## What the task asks
Return the listing below verbatim. Pictures do not belong in the copy.

━━━━━━

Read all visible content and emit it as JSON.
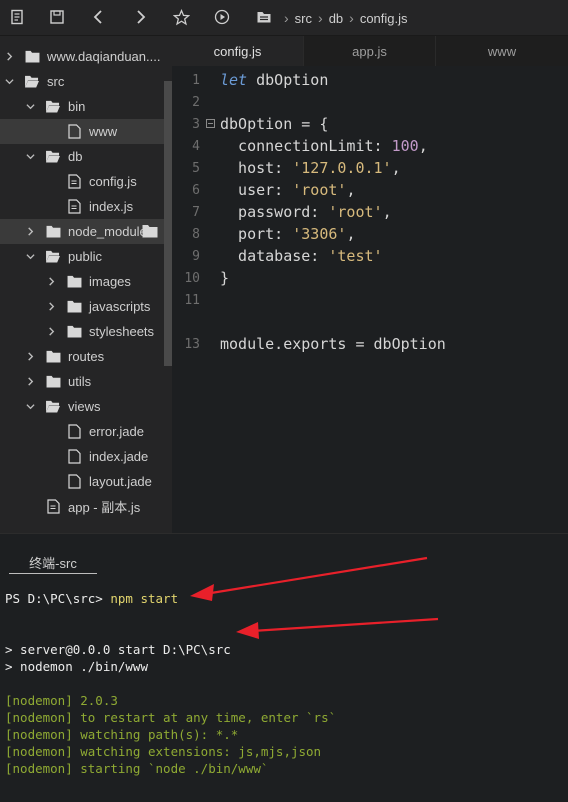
{
  "toolbar": {
    "icons": [
      "file-icon",
      "save-icon",
      "back-icon",
      "forward-icon",
      "star-icon",
      "play-icon"
    ],
    "breadcrumb": [
      "src",
      "db",
      "config.js"
    ]
  },
  "sidebar": {
    "items": [
      {
        "label": "www.daqianduan....",
        "type": "folder",
        "expanded": false,
        "depth": 0
      },
      {
        "label": "src",
        "type": "folder",
        "expanded": true,
        "depth": 0
      },
      {
        "label": "bin",
        "type": "folder",
        "expanded": true,
        "depth": 1
      },
      {
        "label": "www",
        "type": "file",
        "depth": 2,
        "selected": true
      },
      {
        "label": "db",
        "type": "folder",
        "expanded": true,
        "depth": 1
      },
      {
        "label": "config.js",
        "type": "js-file",
        "depth": 2
      },
      {
        "label": "index.js",
        "type": "js-file",
        "depth": 2
      },
      {
        "label": "node_modules",
        "type": "folder",
        "expanded": false,
        "depth": 1,
        "hovered": true
      },
      {
        "label": "public",
        "type": "folder",
        "expanded": true,
        "depth": 1
      },
      {
        "label": "images",
        "type": "folder",
        "expanded": false,
        "depth": 2
      },
      {
        "label": "javascripts",
        "type": "folder",
        "expanded": false,
        "depth": 2
      },
      {
        "label": "stylesheets",
        "type": "folder",
        "expanded": false,
        "depth": 2
      },
      {
        "label": "routes",
        "type": "folder",
        "expanded": false,
        "depth": 1
      },
      {
        "label": "utils",
        "type": "folder",
        "expanded": false,
        "depth": 1
      },
      {
        "label": "views",
        "type": "folder",
        "expanded": true,
        "depth": 1
      },
      {
        "label": "error.jade",
        "type": "file",
        "depth": 2
      },
      {
        "label": "index.jade",
        "type": "file",
        "depth": 2
      },
      {
        "label": "layout.jade",
        "type": "file",
        "depth": 2
      },
      {
        "label": "app - 副本.js",
        "type": "js-file",
        "depth": 1
      }
    ]
  },
  "tabs": [
    {
      "label": "config.js",
      "active": true
    },
    {
      "label": "app.js",
      "active": false
    },
    {
      "label": "www",
      "active": false
    }
  ],
  "editor": {
    "lines": [
      {
        "n": "1",
        "tokens": [
          [
            "kw",
            "let"
          ],
          [
            "code",
            " dbOption"
          ]
        ]
      },
      {
        "n": "2",
        "tokens": []
      },
      {
        "n": "3",
        "fold": "⊟",
        "tokens": [
          [
            "code",
            "dbOption = {"
          ]
        ]
      },
      {
        "n": "4",
        "tokens": [
          [
            "code",
            "  connectionLimit: "
          ],
          [
            "num",
            "100"
          ],
          [
            "code",
            ","
          ]
        ]
      },
      {
        "n": "5",
        "tokens": [
          [
            "code",
            "  host: "
          ],
          [
            "str",
            "'127.0.0.1'"
          ],
          [
            "code",
            ","
          ]
        ]
      },
      {
        "n": "6",
        "tokens": [
          [
            "code",
            "  user: "
          ],
          [
            "str",
            "'root'"
          ],
          [
            "code",
            ","
          ]
        ]
      },
      {
        "n": "7",
        "tokens": [
          [
            "code",
            "  password: "
          ],
          [
            "str",
            "'root'"
          ],
          [
            "code",
            ","
          ]
        ]
      },
      {
        "n": "8",
        "tokens": [
          [
            "code",
            "  port: "
          ],
          [
            "str",
            "'3306'"
          ],
          [
            "code",
            ","
          ]
        ]
      },
      {
        "n": "9",
        "tokens": [
          [
            "code",
            "  database: "
          ],
          [
            "str",
            "'test'"
          ]
        ]
      },
      {
        "n": "10",
        "tokens": [
          [
            "code",
            "}"
          ]
        ]
      },
      {
        "n": "11",
        "tokens": []
      },
      {
        "n": "",
        "tokens": []
      },
      {
        "n": "13",
        "tokens": [
          [
            "code",
            "module.exports = dbOption"
          ]
        ]
      }
    ]
  },
  "terminal": {
    "tab_label": "终端-src",
    "lines": [
      {
        "text": "PS D:\\PC\\src> ",
        "cls": "t-white",
        "extra": "npm start",
        "extra_cls": "t-yellow"
      },
      {
        "text": "",
        "cls": "t-white"
      },
      {
        "text": "> server@0.0.0 start D:\\PC\\src",
        "cls": "t-white"
      },
      {
        "text": "> nodemon ./bin/www",
        "cls": "t-white"
      },
      {
        "text": "",
        "cls": "t-white"
      },
      {
        "text": "[nodemon] 2.0.3",
        "cls": "t-green"
      },
      {
        "text": "[nodemon] to restart at any time, enter `rs`",
        "cls": "t-green"
      },
      {
        "text": "[nodemon] watching path(s): *.*",
        "cls": "t-green"
      },
      {
        "text": "[nodemon] watching extensions: js,mjs,json",
        "cls": "t-green"
      },
      {
        "text": "[nodemon] starting `node ./bin/www`",
        "cls": "t-green"
      }
    ]
  },
  "colors": {
    "background": "#1d1f21",
    "sidebar": "#252526",
    "keyword": "#6b9bd6",
    "number": "#c39ac9",
    "string": "#d7ba7d",
    "nodemon_green": "#8faa33",
    "command_yellow": "#e2d56e",
    "annotation_arrow": "#e8202a"
  }
}
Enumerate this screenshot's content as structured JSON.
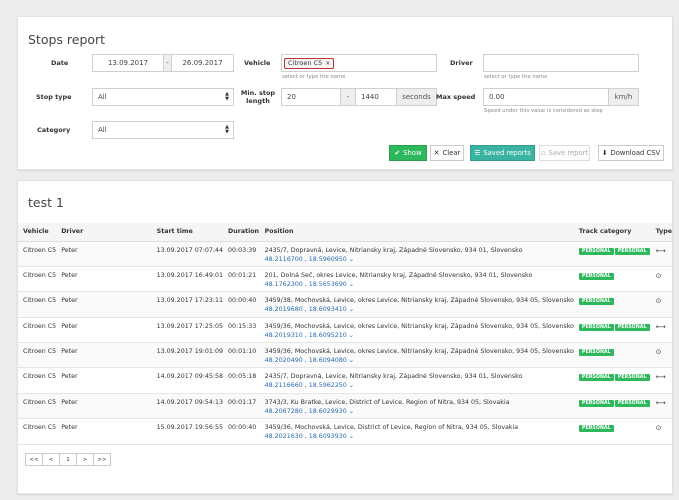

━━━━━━

## Solution to this exercise
Read all visible content and emit it as JSON.
{
  "toolbar": {
    "icons": [
      "file-icon",
      "save-icon",
      "back-icon",
      "forward-icon",
      "star-icon",
      "play-icon"
    ],
    "breadcrumb": [
      "src",
      "db",
      "config.js"
    ]
  },
  "sidebar": {
    "items": [
      {
        "label": "www.daqianduan....",
        "type": "folder",
        "expanded": false,
        "depth": 0
      },
      {
        "label": "src",
        "type": "folder",
        "expanded": true,
        "depth": 0
      },
      {
        "label": "bin",
        "type": "folder",
        "expanded": true,
        "depth": 1
      },
      {
        "label": "www",
        "type": "file",
        "depth": 2,
        "selected": true
      },
      {
        "label": "db",
        "type": "folder",
        "expanded": true,
        "depth": 1
      },
      {
        "label": "config.js",
        "type": "js-file",
        "depth": 2
      },
      {
        "label": "index.js",
        "type": "js-file",
        "depth": 2
      },
      {
        "label": "node_modules",
        "type": "folder",
        "expanded": false,
        "depth": 1,
        "hovered": true
      },
      {
        "label": "public",
        "type": "folder",
        "expanded": true,
        "depth": 1
      },
      {
        "label": "images",
        "type": "folder",
        "expanded": false,
        "depth": 2
      },
      {
        "label": "javascripts",
        "type": "folder",
        "expanded": false,
        "depth": 2
      },
      {
        "label": "stylesheets",
        "type": "folder",
        "expanded": false,
        "depth": 2
      },
      {
        "label": "routes",
        "type": "folder",
        "expanded": false,
        "depth": 1
      },
      {
        "label": "utils",
        "type": "folder",
        "expanded": false,
        "depth": 1
      },
      {
        "label": "views",
        "type": "folder",
        "expanded": true,
        "depth": 1
      },
      {
        "label": "error.jade",
        "type": "file",
        "depth": 2
      },
      {
        "label": "index.jade",
        "type": "file",
        "depth": 2
      },
      {
        "label": "layout.jade",
        "type": "file",
        "depth": 2
      },
      {
        "label": "app - 副本.js",
        "type": "js-file",
        "depth": 1
      }
    ]
  },
  "tabs": [
    {
      "label": "config.js",
      "active": true
    },
    {
      "label": "app.js",
      "active": false
    },
    {
      "label": "www",
      "active": false
    }
  ],
  "editor": {
    "lines": [
      {
        "n": "1",
        "tokens": [
          [
            "kw",
            "let"
          ],
          [
            "code",
            " dbOption"
          ]
        ]
      },
      {
        "n": "2",
        "tokens": []
      },
      {
        "n": "3",
        "fold": "⊟",
        "tokens": [
          [
            "code",
            "dbOption = {"
          ]
        ]
      },
      {
        "n": "4",
        "tokens": [
          [
            "code",
            "  connectionLimit: "
          ],
          [
            "num",
            "100"
          ],
          [
            "code",
            ","
          ]
        ]
      },
      {
        "n": "5",
        "tokens": [
          [
            "code",
            "  host: "
          ],
          [
            "str",
            "'127.0.0.1'"
          ],
          [
            "code",
            ","
          ]
        ]
      },
      {
        "n": "6",
        "tokens": [
          [
            "code",
            "  user: "
          ],
          [
            "str",
            "'root'"
          ],
          [
            "code",
            ","
          ]
        ]
      },
      {
        "n": "7",
        "tokens": [
          [
            "code",
            "  password: "
          ],
          [
            "str",
            "'root'"
          ],
          [
            "code",
            ","
          ]
        ]
      },
      {
        "n": "8",
        "tokens": [
          [
            "code",
            "  port: "
          ],
          [
            "str",
            "'3306'"
          ],
          [
            "code",
            ","
          ]
        ]
      },
      {
        "n": "9",
        "tokens": [
          [
            "code",
            "  database: "
          ],
          [
            "str",
            "'test'"
          ]
        ]
      },
      {
        "n": "10",
        "tokens": [
          [
            "code",
            "}"
          ]
        ]
      },
      {
        "n": "11",
        "tokens": []
      },
      {
        "n": "",
        "tokens": []
      },
      {
        "n": "13",
        "tokens": [
          [
            "code",
            "module.exports = dbOption"
          ]
        ]
      }
    ]
  },
  "terminal": {
    "tab_label": "终端-src",
    "lines": [
      {
        "text": "PS D:\\PC\\src> ",
        "cls": "t-white",
        "extra": "npm start",
        "extra_cls": "t-yellow"
      },
      {
        "text": "",
        "cls": "t-white"
      },
      {
        "text": "> server@0.0.0 start D:\\PC\\src",
        "cls": "t-white"
      },
      {
        "text": "> nodemon ./bin/www",
        "cls": "t-white"
      },
      {
        "text": "",
        "cls": "t-white"
      },
      {
        "text": "[nodemon] 2.0.3",
        "cls": "t-green"
      },
      {
        "text": "[nodemon] to restart at any time, enter `rs`",
        "cls": "t-green"
      },
      {
        "text": "[nodemon] watching path(s): *.*",
        "cls": "t-green"
      },
      {
        "text": "[nodemon] watching extensions: js,mjs,json",
        "cls": "t-green"
      },
      {
        "text": "[nodemon] starting `node ./bin/www`",
        "cls": "t-green"
      }
    ]
  },
  "colors": {
    "background": "#1d1f21",
    "sidebar": "#252526",
    "keyword": "#6b9bd6",
    "number": "#c39ac9",
    "string": "#d7ba7d",
    "nodemon_green": "#8faa33",
    "command_yellow": "#e2d56e",
    "annotation_arrow": "#e8202a"
  }
}
Enumerate this screenshot's content as structured JSON.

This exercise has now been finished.